*** Opening Records shown ***

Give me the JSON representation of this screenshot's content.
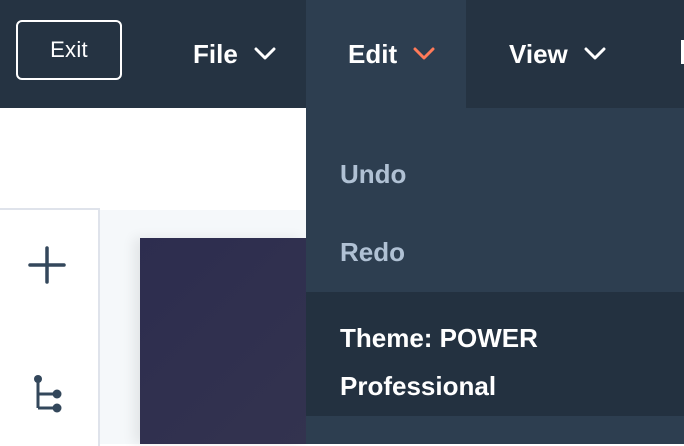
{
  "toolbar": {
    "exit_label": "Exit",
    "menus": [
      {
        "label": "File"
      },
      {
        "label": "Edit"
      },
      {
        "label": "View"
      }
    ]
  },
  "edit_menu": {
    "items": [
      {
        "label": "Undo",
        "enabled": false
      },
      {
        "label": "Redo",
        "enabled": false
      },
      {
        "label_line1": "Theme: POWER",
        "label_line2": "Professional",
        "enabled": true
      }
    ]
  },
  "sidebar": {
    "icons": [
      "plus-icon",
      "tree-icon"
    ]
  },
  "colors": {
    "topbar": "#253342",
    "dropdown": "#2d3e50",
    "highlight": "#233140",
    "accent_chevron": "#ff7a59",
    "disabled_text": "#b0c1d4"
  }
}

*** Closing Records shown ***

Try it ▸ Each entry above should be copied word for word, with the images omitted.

Exercise solution ▸
Give me the JSON representation of this screenshot's content.
{
  "toolbar": {
    "exit_label": "Exit",
    "menus": [
      {
        "label": "File"
      },
      {
        "label": "Edit"
      },
      {
        "label": "View"
      }
    ]
  },
  "edit_menu": {
    "items": [
      {
        "label": "Undo",
        "enabled": false
      },
      {
        "label": "Redo",
        "enabled": false
      },
      {
        "label_line1": "Theme: POWER",
        "label_line2": "Professional",
        "enabled": true
      }
    ]
  },
  "sidebar": {
    "icons": [
      "plus-icon",
      "tree-icon"
    ]
  },
  "colors": {
    "topbar": "#253342",
    "dropdown": "#2d3e50",
    "highlight": "#233140",
    "accent_chevron": "#ff7a59",
    "disabled_text": "#b0c1d4"
  }
}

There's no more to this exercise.